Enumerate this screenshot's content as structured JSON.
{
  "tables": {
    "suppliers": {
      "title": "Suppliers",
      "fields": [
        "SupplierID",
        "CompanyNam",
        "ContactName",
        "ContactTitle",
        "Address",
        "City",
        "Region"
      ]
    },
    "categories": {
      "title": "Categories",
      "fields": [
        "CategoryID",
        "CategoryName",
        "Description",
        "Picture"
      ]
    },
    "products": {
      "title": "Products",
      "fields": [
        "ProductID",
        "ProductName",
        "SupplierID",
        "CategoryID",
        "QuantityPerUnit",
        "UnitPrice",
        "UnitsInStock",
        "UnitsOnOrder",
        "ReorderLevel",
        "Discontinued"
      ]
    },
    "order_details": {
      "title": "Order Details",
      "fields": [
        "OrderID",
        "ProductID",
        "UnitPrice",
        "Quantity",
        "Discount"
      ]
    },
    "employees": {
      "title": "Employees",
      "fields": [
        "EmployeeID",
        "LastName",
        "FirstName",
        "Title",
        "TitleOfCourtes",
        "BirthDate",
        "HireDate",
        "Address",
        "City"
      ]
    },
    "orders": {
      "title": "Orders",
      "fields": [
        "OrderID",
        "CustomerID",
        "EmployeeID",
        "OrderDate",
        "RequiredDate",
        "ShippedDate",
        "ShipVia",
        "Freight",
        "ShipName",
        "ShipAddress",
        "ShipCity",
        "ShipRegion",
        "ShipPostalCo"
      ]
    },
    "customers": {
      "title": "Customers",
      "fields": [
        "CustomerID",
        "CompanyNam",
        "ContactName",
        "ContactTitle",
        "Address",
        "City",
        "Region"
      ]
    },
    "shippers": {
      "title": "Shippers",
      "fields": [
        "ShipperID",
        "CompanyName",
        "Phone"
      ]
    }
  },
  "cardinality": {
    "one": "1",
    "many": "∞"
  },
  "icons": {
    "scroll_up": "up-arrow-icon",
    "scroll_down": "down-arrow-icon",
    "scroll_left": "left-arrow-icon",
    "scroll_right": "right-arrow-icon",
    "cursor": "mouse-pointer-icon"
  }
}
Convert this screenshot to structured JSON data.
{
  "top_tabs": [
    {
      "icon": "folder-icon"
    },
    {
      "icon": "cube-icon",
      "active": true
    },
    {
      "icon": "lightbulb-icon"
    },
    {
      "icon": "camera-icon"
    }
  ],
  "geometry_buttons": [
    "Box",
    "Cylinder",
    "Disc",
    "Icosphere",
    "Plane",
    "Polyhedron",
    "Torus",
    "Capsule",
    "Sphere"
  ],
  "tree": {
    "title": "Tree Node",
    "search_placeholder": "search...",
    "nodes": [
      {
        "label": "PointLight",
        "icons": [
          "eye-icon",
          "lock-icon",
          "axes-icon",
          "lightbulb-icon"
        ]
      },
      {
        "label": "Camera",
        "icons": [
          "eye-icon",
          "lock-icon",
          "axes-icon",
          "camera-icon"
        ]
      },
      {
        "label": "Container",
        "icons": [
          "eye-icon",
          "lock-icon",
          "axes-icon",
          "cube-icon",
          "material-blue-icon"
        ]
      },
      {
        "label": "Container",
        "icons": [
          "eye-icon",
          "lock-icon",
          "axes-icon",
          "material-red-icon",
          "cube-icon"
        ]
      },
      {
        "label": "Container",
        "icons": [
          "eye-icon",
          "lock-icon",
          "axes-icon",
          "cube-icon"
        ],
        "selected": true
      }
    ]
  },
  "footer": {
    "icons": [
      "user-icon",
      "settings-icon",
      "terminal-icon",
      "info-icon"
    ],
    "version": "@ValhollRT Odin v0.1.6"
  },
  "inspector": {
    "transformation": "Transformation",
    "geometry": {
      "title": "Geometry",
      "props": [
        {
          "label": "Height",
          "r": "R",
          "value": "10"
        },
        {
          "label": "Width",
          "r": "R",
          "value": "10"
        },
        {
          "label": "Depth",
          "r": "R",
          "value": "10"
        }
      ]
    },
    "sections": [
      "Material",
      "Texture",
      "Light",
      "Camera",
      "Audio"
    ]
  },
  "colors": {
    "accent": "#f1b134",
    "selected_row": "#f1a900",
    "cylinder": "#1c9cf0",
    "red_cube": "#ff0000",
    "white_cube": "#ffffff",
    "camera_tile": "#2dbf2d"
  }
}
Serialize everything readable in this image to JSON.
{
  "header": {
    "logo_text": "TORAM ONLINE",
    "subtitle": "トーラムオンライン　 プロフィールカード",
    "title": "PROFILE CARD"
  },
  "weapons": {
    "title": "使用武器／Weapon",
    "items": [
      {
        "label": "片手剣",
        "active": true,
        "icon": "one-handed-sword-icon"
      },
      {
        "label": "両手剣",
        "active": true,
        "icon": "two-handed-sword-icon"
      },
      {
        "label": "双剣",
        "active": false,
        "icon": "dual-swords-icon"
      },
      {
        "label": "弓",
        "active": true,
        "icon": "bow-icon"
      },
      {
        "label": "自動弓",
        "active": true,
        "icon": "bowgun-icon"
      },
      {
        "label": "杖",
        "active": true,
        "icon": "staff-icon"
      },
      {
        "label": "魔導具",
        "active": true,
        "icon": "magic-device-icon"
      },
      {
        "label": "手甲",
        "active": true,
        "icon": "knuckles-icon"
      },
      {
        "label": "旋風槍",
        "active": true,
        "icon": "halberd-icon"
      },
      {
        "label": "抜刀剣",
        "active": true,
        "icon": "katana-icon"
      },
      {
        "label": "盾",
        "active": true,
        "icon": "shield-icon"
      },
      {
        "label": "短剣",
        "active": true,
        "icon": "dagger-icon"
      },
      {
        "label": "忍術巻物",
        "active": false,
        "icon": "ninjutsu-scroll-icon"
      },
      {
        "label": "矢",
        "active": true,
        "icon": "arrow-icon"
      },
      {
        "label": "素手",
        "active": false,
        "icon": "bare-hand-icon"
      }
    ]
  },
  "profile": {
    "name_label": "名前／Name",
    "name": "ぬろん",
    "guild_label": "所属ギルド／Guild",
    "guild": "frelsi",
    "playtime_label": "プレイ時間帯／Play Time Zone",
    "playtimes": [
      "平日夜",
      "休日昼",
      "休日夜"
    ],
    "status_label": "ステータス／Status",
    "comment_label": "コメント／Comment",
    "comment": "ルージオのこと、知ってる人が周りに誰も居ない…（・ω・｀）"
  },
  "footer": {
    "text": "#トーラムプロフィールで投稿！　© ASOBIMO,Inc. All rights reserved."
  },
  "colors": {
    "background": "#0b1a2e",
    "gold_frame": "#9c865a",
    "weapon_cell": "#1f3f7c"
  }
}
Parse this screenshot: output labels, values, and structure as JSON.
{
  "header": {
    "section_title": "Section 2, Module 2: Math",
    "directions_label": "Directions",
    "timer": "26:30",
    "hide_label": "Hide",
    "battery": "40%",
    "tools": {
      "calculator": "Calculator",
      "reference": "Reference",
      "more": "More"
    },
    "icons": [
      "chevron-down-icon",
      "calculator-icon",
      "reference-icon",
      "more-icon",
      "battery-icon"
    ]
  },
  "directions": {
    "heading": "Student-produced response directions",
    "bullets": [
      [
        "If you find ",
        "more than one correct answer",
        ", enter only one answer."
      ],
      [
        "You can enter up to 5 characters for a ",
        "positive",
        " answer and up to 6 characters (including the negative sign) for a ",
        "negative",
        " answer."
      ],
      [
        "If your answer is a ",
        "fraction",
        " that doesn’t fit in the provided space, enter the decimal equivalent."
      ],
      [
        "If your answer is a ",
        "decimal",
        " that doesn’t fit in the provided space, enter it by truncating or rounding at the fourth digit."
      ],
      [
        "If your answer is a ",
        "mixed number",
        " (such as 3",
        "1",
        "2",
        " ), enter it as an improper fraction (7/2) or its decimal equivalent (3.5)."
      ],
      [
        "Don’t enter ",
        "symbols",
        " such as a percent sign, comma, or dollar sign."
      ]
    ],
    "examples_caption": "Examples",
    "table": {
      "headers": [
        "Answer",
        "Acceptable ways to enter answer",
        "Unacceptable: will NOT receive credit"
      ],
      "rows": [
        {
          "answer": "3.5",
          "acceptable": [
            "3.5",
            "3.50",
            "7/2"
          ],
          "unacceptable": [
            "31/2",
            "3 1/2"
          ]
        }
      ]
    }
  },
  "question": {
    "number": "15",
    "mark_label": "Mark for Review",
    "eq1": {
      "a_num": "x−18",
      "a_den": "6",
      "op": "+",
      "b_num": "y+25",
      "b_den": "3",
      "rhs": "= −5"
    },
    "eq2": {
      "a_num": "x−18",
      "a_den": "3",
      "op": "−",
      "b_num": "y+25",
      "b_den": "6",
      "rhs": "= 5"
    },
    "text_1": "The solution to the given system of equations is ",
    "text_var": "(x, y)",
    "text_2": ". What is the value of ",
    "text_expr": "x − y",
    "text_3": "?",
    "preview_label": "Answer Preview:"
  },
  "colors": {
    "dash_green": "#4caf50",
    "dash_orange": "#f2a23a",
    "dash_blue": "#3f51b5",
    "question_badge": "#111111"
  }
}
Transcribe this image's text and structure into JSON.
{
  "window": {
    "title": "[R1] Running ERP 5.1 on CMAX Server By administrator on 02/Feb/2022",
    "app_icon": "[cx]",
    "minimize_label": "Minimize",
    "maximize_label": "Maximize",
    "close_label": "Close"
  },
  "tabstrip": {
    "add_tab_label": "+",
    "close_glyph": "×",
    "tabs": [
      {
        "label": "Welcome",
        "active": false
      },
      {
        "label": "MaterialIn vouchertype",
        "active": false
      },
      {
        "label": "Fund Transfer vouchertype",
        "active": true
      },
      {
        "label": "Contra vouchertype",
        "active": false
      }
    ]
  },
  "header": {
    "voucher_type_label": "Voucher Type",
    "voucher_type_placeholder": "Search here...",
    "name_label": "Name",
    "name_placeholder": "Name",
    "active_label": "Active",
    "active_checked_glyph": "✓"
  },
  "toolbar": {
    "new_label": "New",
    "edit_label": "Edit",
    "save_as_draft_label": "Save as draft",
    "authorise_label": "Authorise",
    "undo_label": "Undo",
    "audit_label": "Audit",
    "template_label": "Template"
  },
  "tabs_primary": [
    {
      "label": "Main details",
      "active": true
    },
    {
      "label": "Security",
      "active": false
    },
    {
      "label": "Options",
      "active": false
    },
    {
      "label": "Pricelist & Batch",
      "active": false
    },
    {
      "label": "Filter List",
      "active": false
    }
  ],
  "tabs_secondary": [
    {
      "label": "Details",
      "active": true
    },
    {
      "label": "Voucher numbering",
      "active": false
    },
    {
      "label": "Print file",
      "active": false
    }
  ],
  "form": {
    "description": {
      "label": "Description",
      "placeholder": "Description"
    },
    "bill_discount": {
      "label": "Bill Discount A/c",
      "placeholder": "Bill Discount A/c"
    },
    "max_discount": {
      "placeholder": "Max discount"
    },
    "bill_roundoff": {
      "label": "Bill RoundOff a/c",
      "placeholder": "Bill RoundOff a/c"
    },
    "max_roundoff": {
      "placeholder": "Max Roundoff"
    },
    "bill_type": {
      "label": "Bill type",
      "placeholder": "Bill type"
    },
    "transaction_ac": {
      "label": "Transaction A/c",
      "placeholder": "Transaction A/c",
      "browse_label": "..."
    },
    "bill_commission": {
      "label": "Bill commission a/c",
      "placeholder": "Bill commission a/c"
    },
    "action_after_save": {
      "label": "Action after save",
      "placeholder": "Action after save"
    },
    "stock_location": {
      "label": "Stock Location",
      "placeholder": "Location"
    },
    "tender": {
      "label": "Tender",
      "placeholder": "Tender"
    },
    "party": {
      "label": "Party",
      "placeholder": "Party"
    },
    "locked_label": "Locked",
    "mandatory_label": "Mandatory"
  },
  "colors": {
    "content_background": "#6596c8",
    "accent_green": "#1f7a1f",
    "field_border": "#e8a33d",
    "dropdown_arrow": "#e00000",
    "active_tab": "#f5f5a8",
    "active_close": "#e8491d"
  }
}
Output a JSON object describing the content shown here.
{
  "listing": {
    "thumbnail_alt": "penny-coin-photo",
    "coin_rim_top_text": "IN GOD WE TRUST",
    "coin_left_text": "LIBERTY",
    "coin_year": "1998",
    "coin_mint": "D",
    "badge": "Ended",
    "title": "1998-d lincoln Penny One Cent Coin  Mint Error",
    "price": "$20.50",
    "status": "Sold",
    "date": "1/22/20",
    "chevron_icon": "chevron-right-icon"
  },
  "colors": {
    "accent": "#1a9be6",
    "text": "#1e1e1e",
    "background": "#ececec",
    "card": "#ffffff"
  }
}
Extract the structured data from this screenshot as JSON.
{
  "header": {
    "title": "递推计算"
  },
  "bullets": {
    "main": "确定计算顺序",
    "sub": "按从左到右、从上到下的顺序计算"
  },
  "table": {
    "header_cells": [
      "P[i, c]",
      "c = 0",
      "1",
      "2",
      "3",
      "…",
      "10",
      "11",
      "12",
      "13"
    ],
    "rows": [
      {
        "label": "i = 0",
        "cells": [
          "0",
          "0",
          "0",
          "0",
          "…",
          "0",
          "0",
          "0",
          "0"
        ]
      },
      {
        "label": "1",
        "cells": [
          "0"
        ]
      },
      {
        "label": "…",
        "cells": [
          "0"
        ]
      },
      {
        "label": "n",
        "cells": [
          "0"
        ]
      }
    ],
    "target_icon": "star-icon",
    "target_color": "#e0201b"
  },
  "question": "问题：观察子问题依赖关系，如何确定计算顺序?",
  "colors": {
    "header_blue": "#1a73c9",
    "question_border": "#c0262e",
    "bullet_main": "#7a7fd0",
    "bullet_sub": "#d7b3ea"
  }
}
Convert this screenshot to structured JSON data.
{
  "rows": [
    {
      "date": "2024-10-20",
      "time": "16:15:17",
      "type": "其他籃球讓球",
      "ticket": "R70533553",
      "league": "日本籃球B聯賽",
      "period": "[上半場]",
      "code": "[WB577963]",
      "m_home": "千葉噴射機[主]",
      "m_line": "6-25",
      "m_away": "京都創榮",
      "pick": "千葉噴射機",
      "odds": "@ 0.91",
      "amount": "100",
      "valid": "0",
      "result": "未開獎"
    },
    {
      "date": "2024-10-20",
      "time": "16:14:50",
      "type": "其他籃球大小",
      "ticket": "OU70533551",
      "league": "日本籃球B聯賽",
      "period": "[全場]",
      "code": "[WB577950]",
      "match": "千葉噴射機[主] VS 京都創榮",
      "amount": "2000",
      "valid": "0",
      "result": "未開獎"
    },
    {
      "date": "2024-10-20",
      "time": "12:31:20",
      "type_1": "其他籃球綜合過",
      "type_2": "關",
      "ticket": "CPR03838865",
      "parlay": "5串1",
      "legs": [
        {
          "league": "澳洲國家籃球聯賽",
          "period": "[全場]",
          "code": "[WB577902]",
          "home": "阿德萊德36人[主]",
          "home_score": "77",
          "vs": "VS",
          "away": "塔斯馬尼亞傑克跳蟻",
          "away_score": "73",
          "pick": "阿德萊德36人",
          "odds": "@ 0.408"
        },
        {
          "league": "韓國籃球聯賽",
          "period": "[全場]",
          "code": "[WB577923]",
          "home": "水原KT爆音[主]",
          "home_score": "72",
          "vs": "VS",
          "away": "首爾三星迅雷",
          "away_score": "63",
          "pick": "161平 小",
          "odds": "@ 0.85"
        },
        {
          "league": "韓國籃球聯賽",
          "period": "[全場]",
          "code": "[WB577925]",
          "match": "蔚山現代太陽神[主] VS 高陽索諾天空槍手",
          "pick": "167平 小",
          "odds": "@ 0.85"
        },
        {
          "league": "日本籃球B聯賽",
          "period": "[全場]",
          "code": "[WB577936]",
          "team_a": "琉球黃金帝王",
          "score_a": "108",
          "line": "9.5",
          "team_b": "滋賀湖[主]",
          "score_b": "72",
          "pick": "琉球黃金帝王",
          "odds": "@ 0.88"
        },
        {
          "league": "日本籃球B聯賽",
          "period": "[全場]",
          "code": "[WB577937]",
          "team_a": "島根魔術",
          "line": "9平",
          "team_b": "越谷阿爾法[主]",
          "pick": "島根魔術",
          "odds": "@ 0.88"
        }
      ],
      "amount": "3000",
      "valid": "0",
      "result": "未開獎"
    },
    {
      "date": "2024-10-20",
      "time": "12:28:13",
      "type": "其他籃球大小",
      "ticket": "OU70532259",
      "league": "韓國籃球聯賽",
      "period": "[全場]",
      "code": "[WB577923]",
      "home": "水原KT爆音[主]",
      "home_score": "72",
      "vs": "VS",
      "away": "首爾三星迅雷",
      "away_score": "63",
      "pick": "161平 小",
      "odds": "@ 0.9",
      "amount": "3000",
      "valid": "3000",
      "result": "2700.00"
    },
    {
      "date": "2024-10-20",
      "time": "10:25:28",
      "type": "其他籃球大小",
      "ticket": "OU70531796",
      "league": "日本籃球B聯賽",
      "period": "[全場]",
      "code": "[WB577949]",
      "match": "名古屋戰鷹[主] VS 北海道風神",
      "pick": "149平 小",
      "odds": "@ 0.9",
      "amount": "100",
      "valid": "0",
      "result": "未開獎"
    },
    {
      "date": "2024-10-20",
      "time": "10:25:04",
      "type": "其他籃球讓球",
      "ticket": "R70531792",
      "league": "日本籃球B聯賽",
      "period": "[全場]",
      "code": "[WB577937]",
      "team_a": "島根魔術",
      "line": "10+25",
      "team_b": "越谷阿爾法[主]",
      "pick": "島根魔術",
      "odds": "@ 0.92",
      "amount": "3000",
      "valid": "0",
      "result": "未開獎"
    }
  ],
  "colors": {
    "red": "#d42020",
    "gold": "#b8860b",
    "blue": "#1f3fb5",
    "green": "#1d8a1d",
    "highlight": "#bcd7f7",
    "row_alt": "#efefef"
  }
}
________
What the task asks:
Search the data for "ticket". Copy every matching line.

Result:
      "ticket": "R70533553",
      "ticket": "OU70533551",
      "ticket": "CPR03838865",
      "ticket": "OU70532259",
      "ticket": "OU70531796",
      "ticket": "R70531792",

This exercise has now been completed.